* **Exercise description**
The number of lines containing the word "heading" is all you should give; count them in the records below.

--- Data for review Enclosed Below ---

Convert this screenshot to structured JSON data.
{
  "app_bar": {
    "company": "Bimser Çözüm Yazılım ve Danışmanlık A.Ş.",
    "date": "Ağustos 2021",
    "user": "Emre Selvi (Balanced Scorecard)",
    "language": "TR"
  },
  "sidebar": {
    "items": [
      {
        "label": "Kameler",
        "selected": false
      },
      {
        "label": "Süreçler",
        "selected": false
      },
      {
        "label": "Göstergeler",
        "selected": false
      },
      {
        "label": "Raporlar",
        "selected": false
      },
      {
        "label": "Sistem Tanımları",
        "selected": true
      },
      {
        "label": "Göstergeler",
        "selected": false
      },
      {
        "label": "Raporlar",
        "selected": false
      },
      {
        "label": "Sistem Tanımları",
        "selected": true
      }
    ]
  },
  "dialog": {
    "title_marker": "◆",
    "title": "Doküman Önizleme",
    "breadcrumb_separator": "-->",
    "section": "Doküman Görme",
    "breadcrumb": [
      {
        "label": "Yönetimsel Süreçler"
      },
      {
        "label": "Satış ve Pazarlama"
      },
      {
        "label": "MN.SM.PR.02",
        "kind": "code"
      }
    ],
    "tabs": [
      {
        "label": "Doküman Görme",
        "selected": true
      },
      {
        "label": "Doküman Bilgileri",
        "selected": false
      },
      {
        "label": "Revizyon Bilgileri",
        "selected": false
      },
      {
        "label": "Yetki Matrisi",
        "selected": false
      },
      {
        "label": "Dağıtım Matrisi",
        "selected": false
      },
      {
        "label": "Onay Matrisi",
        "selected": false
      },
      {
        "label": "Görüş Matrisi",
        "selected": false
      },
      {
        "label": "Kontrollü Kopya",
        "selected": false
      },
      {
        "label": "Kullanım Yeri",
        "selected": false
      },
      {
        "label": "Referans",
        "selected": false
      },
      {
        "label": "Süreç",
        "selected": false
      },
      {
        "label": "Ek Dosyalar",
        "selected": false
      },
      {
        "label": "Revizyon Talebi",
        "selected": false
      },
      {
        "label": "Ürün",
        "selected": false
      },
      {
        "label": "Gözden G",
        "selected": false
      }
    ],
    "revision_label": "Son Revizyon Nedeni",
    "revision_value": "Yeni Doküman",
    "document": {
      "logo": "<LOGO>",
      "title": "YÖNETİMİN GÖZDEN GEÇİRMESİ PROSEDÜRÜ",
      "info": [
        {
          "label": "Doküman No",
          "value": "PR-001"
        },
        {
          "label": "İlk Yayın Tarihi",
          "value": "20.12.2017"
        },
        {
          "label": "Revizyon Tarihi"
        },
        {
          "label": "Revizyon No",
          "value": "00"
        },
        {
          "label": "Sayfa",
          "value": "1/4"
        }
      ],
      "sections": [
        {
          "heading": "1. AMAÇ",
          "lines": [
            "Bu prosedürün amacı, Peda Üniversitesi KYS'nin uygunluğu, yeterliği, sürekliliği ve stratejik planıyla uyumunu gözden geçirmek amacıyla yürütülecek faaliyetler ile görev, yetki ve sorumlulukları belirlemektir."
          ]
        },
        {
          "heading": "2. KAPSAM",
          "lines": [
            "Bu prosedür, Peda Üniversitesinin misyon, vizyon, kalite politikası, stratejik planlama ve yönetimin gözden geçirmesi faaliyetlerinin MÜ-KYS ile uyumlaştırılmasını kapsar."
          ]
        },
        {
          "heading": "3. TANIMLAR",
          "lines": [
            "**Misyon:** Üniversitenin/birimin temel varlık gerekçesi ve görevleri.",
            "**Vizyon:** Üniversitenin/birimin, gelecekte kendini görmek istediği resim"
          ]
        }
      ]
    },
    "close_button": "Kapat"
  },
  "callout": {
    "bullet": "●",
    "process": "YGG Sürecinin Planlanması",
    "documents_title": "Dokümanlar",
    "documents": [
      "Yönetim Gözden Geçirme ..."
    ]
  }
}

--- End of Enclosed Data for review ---

* **Response to the exercise**
3